Beneath the streets of the capital city, an entire generation of children call the sewer system home.
In the furthest eastern corner of Romania, along the border to Ukraine, the River Danube flows into the Black Sea. It splits into three large tributaries, between which countless lakes and waterways form the largest reed bed in Europe – the Danube Delta. It is a remote life and many areas can only be reached by boat, a reason why there is no industry here. Most of the people that live here are self sufficient and live off whatever the Delta or their own gardens offer. From our playlist Culinary Journeys: https://goo.gl/6nrC5N Subscribe to wocomoTRAVEL: https://goo.gl/tIk2Qc Follow wocomo on Facebook: https://www.facebook.com/wocomo/
From unknown homeless person to celebrated star of the art scene - and back on the street. The Romanian Ion Barladeanu went on a rollercoaster ride from success to failure.Ion Barladeanu lived for many years in the cellar of a Bucharest apartment building. During the Ceausescu era, he began making collages from old magazines. It was risky work, because many of his collages are biting criticism of the regime. Two years ago, galleries and art critics finally noticed Barladeanu and his unique mixture of Pop Art, Dada, and Surrealism. His work was exhibited in Paris, London, and Basel. But then his new friends dropped him again.
Romanias dictator Nicolae Ceaucescu was executed 20 years ago. But his infamous secret service is still around. The old cliques manipulate the old files,intimidate journalists,and take key positions in the economy.Herta Müller,the ethnic German Literature Nobel Prize winner from Romania,has described the machinations of the Securitate. After she emigrated to Germany in 1987,it spread rumors that she herself was a communist agent. Even today,when she goes on reading tours through her old homeland,the Securitate shadows her.
Documentar despre copiii strazii din Romania.

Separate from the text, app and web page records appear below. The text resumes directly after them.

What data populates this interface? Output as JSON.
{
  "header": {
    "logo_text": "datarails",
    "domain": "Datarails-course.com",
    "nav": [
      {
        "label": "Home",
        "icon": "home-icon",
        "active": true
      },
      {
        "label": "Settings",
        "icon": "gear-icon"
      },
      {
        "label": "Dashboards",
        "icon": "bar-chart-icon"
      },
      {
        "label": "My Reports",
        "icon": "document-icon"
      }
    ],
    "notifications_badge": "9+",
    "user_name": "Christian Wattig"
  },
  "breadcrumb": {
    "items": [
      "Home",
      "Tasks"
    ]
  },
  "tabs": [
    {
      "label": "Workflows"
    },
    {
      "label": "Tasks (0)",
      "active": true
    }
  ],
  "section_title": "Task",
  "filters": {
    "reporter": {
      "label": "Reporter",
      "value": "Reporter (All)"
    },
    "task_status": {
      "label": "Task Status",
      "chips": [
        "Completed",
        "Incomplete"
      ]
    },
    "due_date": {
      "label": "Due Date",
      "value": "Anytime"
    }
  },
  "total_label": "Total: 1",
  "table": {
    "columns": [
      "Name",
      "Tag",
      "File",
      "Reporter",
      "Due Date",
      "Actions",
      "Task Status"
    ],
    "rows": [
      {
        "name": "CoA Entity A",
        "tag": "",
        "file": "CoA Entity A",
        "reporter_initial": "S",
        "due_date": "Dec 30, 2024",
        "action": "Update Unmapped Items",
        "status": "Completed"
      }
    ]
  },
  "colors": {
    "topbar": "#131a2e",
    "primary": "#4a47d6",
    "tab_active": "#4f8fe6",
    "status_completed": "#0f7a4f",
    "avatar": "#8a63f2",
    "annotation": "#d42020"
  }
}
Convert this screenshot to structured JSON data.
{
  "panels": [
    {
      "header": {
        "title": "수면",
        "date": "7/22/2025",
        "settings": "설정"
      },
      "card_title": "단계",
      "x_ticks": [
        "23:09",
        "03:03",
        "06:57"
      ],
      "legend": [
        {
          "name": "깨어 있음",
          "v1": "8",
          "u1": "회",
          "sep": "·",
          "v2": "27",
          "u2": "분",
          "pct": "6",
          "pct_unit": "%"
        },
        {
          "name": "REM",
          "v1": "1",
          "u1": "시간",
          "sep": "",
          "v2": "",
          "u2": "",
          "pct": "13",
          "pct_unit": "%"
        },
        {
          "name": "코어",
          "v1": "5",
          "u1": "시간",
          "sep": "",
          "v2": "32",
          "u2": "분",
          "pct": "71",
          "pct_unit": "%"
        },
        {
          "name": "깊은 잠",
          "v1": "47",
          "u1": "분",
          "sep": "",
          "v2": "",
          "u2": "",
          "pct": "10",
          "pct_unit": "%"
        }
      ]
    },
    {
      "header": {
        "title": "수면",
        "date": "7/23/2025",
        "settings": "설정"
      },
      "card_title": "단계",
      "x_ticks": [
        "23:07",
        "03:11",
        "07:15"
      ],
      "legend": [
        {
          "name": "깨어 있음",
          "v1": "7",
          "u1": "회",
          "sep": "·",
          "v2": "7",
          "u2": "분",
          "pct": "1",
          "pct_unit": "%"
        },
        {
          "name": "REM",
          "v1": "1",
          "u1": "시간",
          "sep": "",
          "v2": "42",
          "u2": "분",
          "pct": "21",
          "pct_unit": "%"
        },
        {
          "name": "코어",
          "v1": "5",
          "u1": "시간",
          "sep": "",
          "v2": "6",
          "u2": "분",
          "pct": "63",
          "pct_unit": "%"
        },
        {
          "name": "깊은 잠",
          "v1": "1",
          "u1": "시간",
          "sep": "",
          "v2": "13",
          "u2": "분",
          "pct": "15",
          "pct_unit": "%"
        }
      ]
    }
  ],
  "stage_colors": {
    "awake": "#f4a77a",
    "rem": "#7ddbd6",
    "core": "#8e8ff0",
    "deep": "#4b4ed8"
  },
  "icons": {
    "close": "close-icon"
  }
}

Wine-making is a tradition that goes back thousands years in Romania. At various times in the past, up to 200,000 hectares of land in the region have been devoted to grape-growing. Today, pioneering young vintners in places like the Târnava valley of Transylvania are trying to revive that tradition. European Union membership has been a boon for Romanian vintners. It's opened new markets and brought capital into the area. But local winemakers still face many obstacles, among them local bureaucrats, who often demand bribes in exchange for approving export licenses and awarding EU support and subsidies. For more go to http://www.dw.de/program/european-journal/s-3065-9798
Romania's health care system is on the brink of collapse. A lack of basic medical equipment such as syringes and cannulas means that crucial operations are often out of the question,and funds for expensive procedures such as transplants have also run out.Staff have been ordered to take time off and many doctors and nurses at state hospitals work only part-time. Chemists are slowly going out of business because health care providers can't afford to approve prescriptions. Increasingly,medicine is being bought over the counter in cash.
Jilava prison is a 30-minute drive from Bucharest. During Ceaucescu's communist regime, it was the most notorious prison in the country - but today most of the inmates are white collar criminals like Bodgan Paiu, who made a fortune with Internet fraud. The Romanian government is now planning to clamp down on Internet crime. But so far, the newly formed special police unit based in the capital seems unable to rise to the challenge.